The report contradicts earlier studies that young drivers had lost their passion for automobiles and driving. Last August, a study from the University of Michigan Transportation Research Institute found that 37 percent of respondents aged 18 to 37 said they were "too busy" to get a driver's license, and that 22 percent of respondents said they never planned to get a license at all.
Deloitte's data, by contrast, seems to suggest that members of Gen Y still lust after automobiles. "Well over half of Gen Y consumers… expect to buy or lease a car within the next three years," Deloitte LLP vice chairman Craig Giffi said in a statement. "A mere 8 percent do not expect to ever purchase or lease a vehicle."
At the same time, the Deloitte study found that there are critical obstacles between Gen Y buyers and cars. Eighty percent of respondents who don't currently own or lease a car say the cost of one is too high; 67 percent said they can get around adequately by walking or taking public transport.
The cost barrier was reflected in a report last year from the Insurance Institute for Highway Safety's Highway Loss Data Institute. The HLDI found in October that increased teen unemployment meant obtaining a driver's license or buying a car was too expensive for younger drivers.
As for drivers who do want cars, Deloitte's survey found that Gen Y respondents value having lots of technology in their vehicles.

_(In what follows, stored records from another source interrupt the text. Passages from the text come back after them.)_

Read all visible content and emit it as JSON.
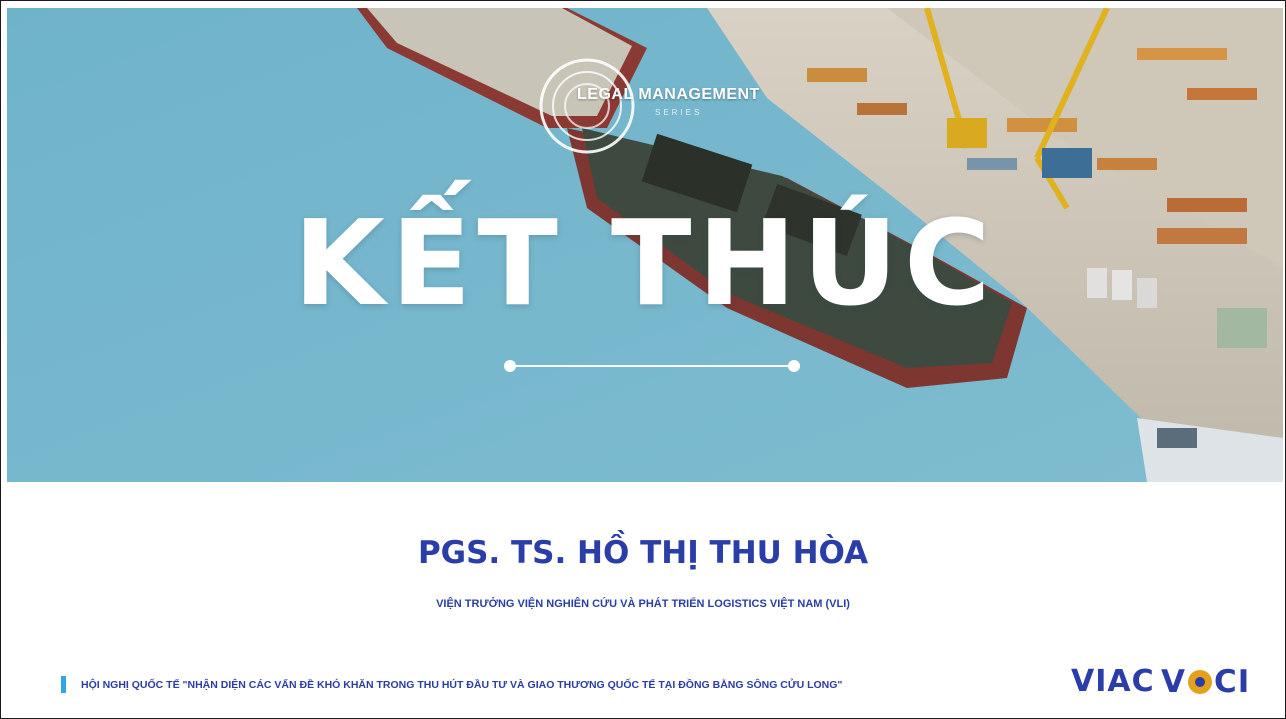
{
  "hero": {
    "brand_logo_text": "LEGAL MANAGEMENT",
    "brand_logo_sub": "SERIES",
    "title": "KẾT THÚC"
  },
  "presenter": {
    "name": "PGS. TS. HỒ THỊ THU HÒA",
    "role": "VIỆN TRƯỞNG VIỆN NGHIÊN CỨU VÀ PHÁT TRIỂN LOGISTICS VIỆT NAM (VLI)"
  },
  "footer": {
    "conference": "HỘI NGHỊ QUỐC TẾ \"NHẬN DIỆN CÁC VẤN ĐỀ KHÓ KHĂN TRONG THU HÚT ĐẦU TƯ VÀ GIAO THƯƠNG QUỐC TẾ TẠI ĐỒNG BẰNG SÔNG CỬU LONG\"",
    "logo_viac": "VIAC",
    "logo_vcci_v": "V",
    "logo_vcci_ci": "CI"
  },
  "colors": {
    "accent": "#2b3da6",
    "footer_marker": "#2fa8e0",
    "vcci_seal": "#e3a21a"
  }
}
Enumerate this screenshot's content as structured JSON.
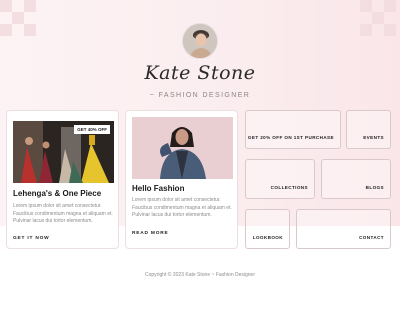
{
  "brand": {
    "name": "Kate Stone",
    "subtitle": "~ FASHION DESIGNER"
  },
  "cards": [
    {
      "badge": "GET 40% OFF",
      "title": "Lehenga's & One Piece",
      "text": "Lorem ipsum dolor sit amet consectetur. Faucibus condimentum magna et aliquam et. Pulvinar lacus dui tortor elementum.",
      "link": "GET IT NOW"
    },
    {
      "title": "Hello Fashion",
      "text": "Lorem ipsum dolor sit amet consectetur. Faucibus condimentum magna et aliquam et. Pulvinar lacus dui tortor elementum.",
      "link": "READ MORE"
    }
  ],
  "tiles": {
    "offer": "GET 20% OFF ON 1ST PURCHASE",
    "events": "EVENTS",
    "collections": "COLLECTIONS",
    "blogs": "BLOGS",
    "lookbook": "LOOKBOOK",
    "contact": "CONTACT"
  },
  "footer": {
    "copyright": "Copyright © 2023 Kate Stone ~ Fashion Designer"
  },
  "colors": {
    "background_tint": "#fbeef0",
    "border": "#d9c8cc",
    "text_dark": "#1a1a1a",
    "text_muted": "#8b8b8b"
  }
}
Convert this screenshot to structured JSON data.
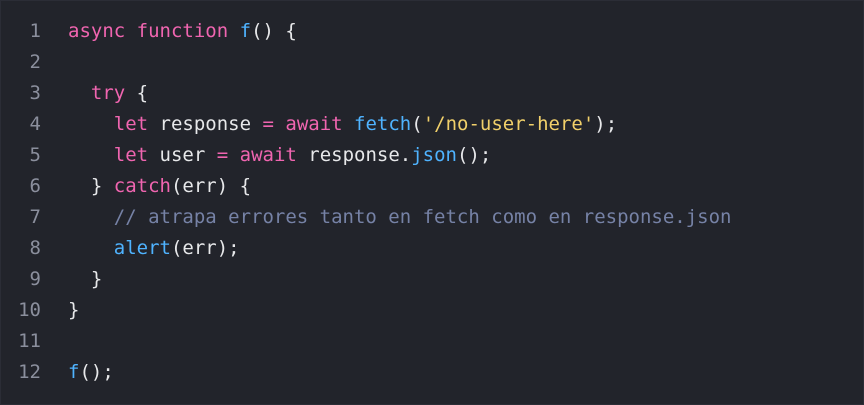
{
  "editor": {
    "colors": {
      "background": "#22242b",
      "line_number": "#8b8f9d",
      "plain": "#e7e8ea",
      "keyword": "#f065b0",
      "function": "#4fb3ff",
      "string": "#f1d06a",
      "comment": "#7682a6"
    },
    "lines": [
      {
        "number": "1",
        "tokens": [
          {
            "text": "async",
            "type": "keyword"
          },
          {
            "text": " ",
            "type": "plain"
          },
          {
            "text": "function",
            "type": "keyword"
          },
          {
            "text": " ",
            "type": "plain"
          },
          {
            "text": "f",
            "type": "function"
          },
          {
            "text": "() {",
            "type": "plain"
          }
        ]
      },
      {
        "number": "2",
        "tokens": []
      },
      {
        "number": "3",
        "tokens": [
          {
            "text": "  ",
            "type": "plain"
          },
          {
            "text": "try",
            "type": "keyword"
          },
          {
            "text": " {",
            "type": "plain"
          }
        ]
      },
      {
        "number": "4",
        "tokens": [
          {
            "text": "    ",
            "type": "plain"
          },
          {
            "text": "let",
            "type": "keyword"
          },
          {
            "text": " response ",
            "type": "plain"
          },
          {
            "text": "=",
            "type": "keyword"
          },
          {
            "text": " ",
            "type": "plain"
          },
          {
            "text": "await",
            "type": "keyword"
          },
          {
            "text": " ",
            "type": "plain"
          },
          {
            "text": "fetch",
            "type": "function"
          },
          {
            "text": "(",
            "type": "plain"
          },
          {
            "text": "'/no-user-here'",
            "type": "string"
          },
          {
            "text": ");",
            "type": "plain"
          }
        ]
      },
      {
        "number": "5",
        "tokens": [
          {
            "text": "    ",
            "type": "plain"
          },
          {
            "text": "let",
            "type": "keyword"
          },
          {
            "text": " user ",
            "type": "plain"
          },
          {
            "text": "=",
            "type": "keyword"
          },
          {
            "text": " ",
            "type": "plain"
          },
          {
            "text": "await",
            "type": "keyword"
          },
          {
            "text": " response.",
            "type": "plain"
          },
          {
            "text": "json",
            "type": "function"
          },
          {
            "text": "();",
            "type": "plain"
          }
        ]
      },
      {
        "number": "6",
        "tokens": [
          {
            "text": "  } ",
            "type": "plain"
          },
          {
            "text": "catch",
            "type": "keyword"
          },
          {
            "text": "(err) {",
            "type": "plain"
          }
        ]
      },
      {
        "number": "7",
        "tokens": [
          {
            "text": "    ",
            "type": "plain"
          },
          {
            "text": "// atrapa errores tanto en fetch como en response.json",
            "type": "comment"
          }
        ]
      },
      {
        "number": "8",
        "tokens": [
          {
            "text": "    ",
            "type": "plain"
          },
          {
            "text": "alert",
            "type": "function"
          },
          {
            "text": "(err);",
            "type": "plain"
          }
        ]
      },
      {
        "number": "9",
        "tokens": [
          {
            "text": "  }",
            "type": "plain"
          }
        ]
      },
      {
        "number": "10",
        "tokens": [
          {
            "text": "}",
            "type": "plain"
          }
        ]
      },
      {
        "number": "11",
        "tokens": []
      },
      {
        "number": "12",
        "tokens": [
          {
            "text": "f",
            "type": "function"
          },
          {
            "text": "();",
            "type": "plain"
          }
        ]
      }
    ]
  }
}
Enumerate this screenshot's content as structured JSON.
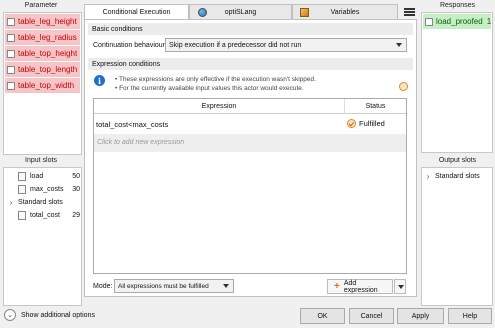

Fifty-nine percent expect to be driving a hybrid car within the next five years, and 58 percent would like the government to incentivize customers to buy more energy-efficient cars.
Safety technology is also important, with 72 percent of survey respondents saying they want their next car to offer technology that "recognizes the presence of other vehicles on the road." Perhaps that's so the Gen Y drivers can zone out online: Fifty-six percent told Deloitte they would like "technology that entertains them" in cars, as well as an easy ability to sync a smartphone and its apps with the car.
In fact, those desires push out some more traditional automotive factors. "Gen Y may not necessarily scrutinize horsepower, acceleration times, or engine size," said Deloitte's Massa Hasegawa.
Overall, Deloitte's data provide a more hopeful outlook for the automotive industry, suggesting that young people haven't totally lost any ambitions to own a car in the future.